*TASK PROMPT*
From the first line to the last, print the data exactly as written.

══════════════════════════════

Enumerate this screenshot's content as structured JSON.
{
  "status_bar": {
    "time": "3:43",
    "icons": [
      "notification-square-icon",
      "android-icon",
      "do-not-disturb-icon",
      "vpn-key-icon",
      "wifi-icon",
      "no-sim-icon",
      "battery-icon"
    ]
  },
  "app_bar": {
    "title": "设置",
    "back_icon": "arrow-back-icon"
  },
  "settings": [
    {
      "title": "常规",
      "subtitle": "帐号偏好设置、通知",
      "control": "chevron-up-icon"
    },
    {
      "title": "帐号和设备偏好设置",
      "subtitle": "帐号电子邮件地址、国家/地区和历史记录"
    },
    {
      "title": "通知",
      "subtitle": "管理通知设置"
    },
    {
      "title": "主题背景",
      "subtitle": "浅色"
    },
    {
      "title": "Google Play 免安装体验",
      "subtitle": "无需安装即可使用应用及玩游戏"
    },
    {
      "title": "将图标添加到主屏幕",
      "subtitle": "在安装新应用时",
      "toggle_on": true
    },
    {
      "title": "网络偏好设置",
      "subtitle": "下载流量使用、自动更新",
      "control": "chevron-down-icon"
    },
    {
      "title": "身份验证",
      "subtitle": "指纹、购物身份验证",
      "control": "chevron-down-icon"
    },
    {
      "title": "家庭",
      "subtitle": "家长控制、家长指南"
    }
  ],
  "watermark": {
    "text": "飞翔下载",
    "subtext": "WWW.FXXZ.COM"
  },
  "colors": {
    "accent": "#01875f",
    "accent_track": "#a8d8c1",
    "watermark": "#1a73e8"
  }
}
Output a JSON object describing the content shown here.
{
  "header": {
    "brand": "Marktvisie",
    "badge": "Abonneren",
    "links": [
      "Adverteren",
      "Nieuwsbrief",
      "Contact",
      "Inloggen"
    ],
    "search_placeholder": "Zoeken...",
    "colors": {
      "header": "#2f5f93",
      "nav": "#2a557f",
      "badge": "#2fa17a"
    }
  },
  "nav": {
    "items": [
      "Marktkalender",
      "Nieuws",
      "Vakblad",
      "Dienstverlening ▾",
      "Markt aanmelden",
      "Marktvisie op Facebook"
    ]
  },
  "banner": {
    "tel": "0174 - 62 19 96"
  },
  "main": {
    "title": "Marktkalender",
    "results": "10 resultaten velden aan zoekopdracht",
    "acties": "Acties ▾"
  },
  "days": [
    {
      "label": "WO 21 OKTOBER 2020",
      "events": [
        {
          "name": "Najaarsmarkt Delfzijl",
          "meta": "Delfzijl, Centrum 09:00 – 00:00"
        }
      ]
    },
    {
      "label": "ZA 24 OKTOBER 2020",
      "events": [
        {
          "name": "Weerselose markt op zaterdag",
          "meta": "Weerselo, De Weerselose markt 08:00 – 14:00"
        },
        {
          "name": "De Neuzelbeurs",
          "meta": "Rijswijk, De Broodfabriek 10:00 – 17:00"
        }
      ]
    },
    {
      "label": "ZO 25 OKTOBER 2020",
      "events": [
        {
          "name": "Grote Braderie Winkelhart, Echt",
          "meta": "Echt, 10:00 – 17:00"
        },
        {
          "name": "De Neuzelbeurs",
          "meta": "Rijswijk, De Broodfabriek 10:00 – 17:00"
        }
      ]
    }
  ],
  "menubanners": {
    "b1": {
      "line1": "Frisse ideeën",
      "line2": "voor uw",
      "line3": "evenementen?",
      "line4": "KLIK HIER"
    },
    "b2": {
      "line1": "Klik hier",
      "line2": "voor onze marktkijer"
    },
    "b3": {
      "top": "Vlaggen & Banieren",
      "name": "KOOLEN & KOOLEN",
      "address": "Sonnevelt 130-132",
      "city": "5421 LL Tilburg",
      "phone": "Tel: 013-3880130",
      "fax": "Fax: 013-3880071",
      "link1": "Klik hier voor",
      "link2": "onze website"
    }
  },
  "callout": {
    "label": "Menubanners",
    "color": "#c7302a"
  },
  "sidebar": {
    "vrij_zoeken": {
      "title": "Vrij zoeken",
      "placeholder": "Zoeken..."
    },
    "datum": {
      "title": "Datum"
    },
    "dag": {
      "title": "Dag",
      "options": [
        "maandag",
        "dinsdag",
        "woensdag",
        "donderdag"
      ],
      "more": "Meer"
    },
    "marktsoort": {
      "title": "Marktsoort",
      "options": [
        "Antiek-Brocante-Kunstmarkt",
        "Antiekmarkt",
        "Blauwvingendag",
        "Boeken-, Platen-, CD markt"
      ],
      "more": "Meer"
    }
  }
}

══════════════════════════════

*WRITTEN RESPONSE*
Enumerate this screenshot's content as structured JSON.
{
  "status_bar": {
    "time": "3:43",
    "icons": [
      "notification-square-icon",
      "android-icon",
      "do-not-disturb-icon",
      "vpn-key-icon",
      "wifi-icon",
      "no-sim-icon",
      "battery-icon"
    ]
  },
  "app_bar": {
    "title": "设置",
    "back_icon": "arrow-back-icon"
  },
  "settings": [
    {
      "title": "常规",
      "subtitle": "帐号偏好设置、通知",
      "control": "chevron-up-icon"
    },
    {
      "title": "帐号和设备偏好设置",
      "subtitle": "帐号电子邮件地址、国家/地区和历史记录"
    },
    {
      "title": "通知",
      "subtitle": "管理通知设置"
    },
    {
      "title": "主题背景",
      "subtitle": "浅色"
    },
    {
      "title": "Google Play 免安装体验",
      "subtitle": "无需安装即可使用应用及玩游戏"
    },
    {
      "title": "将图标添加到主屏幕",
      "subtitle": "在安装新应用时",
      "toggle_on": true
    },
    {
      "title": "网络偏好设置",
      "subtitle": "下载流量使用、自动更新",
      "control": "chevron-down-icon"
    },
    {
      "title": "身份验证",
      "subtitle": "指纹、购物身份验证",
      "control": "chevron-down-icon"
    },
    {
      "title": "家庭",
      "subtitle": "家长控制、家长指南"
    }
  ],
  "watermark": {
    "text": "飞翔下载",
    "subtext": "WWW.FXXZ.COM"
  },
  "colors": {
    "accent": "#01875f",
    "accent_track": "#a8d8c1",
    "watermark": "#1a73e8"
  }
}
Output a JSON object describing the content shown here.
{
  "header": {
    "brand": "Marktvisie",
    "badge": "Abonneren",
    "links": [
      "Adverteren",
      "Nieuwsbrief",
      "Contact",
      "Inloggen"
    ],
    "search_placeholder": "Zoeken...",
    "colors": {
      "header": "#2f5f93",
      "nav": "#2a557f",
      "badge": "#2fa17a"
    }
  },
  "nav": {
    "items": [
      "Marktkalender",
      "Nieuws",
      "Vakblad",
      "Dienstverlening ▾",
      "Markt aanmelden",
      "Marktvisie op Facebook"
    ]
  },
  "banner": {
    "tel": "0174 - 62 19 96"
  },
  "main": {
    "title": "Marktkalender",
    "results": "10 resultaten velden aan zoekopdracht",
    "acties": "Acties ▾"
  },
  "days": [
    {
      "label": "WO 21 OKTOBER 2020",
      "events": [
        {
          "name": "Najaarsmarkt Delfzijl",
          "meta": "Delfzijl, Centrum 09:00 – 00:00"
        }
      ]
    },
    {
      "label": "ZA 24 OKTOBER 2020",
      "events": [
        {
          "name": "Weerselose markt op zaterdag",
          "meta": "Weerselo, De Weerselose markt 08:00 – 14:00"
        },
        {
          "name": "De Neuzelbeurs",
          "meta": "Rijswijk, De Broodfabriek 10:00 – 17:00"
        }
      ]
    },
    {
      "label": "ZO 25 OKTOBER 2020",
      "events": [
        {
          "name": "Grote Braderie Winkelhart, Echt",
          "meta": "Echt, 10:00 – 17:00"
        },
        {
          "name": "De Neuzelbeurs",
          "meta": "Rijswijk, De Broodfabriek 10:00 – 17:00"
        }
      ]
    }
  ],
  "menubanners": {
    "b1": {
      "line1": "Frisse ideeën",
      "line2": "voor uw",
      "line3": "evenementen?",
      "line4": "KLIK HIER"
    },
    "b2": {
      "line1": "Klik hier",
      "line2": "voor onze marktkijer"
    },
    "b3": {
      "top": "Vlaggen & Banieren",
      "name": "KOOLEN & KOOLEN",
      "address": "Sonnevelt 130-132",
      "city": "5421 LL Tilburg",
      "phone": "Tel: 013-3880130",
      "fax": "Fax: 013-3880071",
      "link1": "Klik hier voor",
      "link2": "onze website"
    }
  },
  "callout": {
    "label": "Menubanners",
    "color": "#c7302a"
  },
  "sidebar": {
    "vrij_zoeken": {
      "title": "Vrij zoeken",
      "placeholder": "Zoeken..."
    },
    "datum": {
      "title": "Datum"
    },
    "dag": {
      "title": "Dag",
      "options": [
        "maandag",
        "dinsdag",
        "woensdag",
        "donderdag"
      ],
      "more": "Meer"
    },
    "marktsoort": {
      "title": "Marktsoort",
      "options": [
        "Antiek-Brocante-Kunstmarkt",
        "Antiekmarkt",
        "Blauwvingendag",
        "Boeken-, Platen-, CD markt"
      ],
      "more": "Meer"
    }
  }
}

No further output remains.